● SUPPLIED MATERIAL:

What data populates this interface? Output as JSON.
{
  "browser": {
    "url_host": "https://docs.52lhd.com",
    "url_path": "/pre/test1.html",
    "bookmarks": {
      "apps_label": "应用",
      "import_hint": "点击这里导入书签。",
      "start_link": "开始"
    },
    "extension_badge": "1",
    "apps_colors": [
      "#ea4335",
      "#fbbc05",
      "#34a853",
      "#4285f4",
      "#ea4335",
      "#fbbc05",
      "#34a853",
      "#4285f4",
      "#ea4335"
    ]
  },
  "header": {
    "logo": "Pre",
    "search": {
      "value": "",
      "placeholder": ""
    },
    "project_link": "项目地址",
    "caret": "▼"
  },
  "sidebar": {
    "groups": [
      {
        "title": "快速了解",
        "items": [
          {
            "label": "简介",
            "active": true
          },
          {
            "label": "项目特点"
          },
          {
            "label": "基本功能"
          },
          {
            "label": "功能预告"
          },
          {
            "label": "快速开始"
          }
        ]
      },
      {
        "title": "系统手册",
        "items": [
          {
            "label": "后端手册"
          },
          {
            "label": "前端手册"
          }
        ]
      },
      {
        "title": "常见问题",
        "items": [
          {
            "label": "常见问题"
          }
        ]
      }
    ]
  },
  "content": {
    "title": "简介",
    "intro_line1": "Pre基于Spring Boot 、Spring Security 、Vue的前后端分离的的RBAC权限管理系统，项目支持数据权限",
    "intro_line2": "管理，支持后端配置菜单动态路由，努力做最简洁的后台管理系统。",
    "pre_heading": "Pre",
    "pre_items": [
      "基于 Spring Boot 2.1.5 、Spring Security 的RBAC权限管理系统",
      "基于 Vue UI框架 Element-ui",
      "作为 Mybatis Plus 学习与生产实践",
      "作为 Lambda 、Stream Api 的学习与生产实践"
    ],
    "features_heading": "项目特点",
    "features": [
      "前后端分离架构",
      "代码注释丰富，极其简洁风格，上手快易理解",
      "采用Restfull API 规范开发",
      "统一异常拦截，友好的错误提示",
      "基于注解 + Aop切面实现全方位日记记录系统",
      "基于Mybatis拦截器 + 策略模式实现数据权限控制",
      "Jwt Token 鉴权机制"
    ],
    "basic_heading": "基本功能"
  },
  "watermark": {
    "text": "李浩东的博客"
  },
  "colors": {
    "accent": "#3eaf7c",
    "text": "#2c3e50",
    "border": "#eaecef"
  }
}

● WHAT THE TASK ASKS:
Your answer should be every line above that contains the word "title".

● TASK RESPONSE:
        "title": "快速了解",
        "title": "系统手册",
        "title": "常见问题",
    "title": "简介",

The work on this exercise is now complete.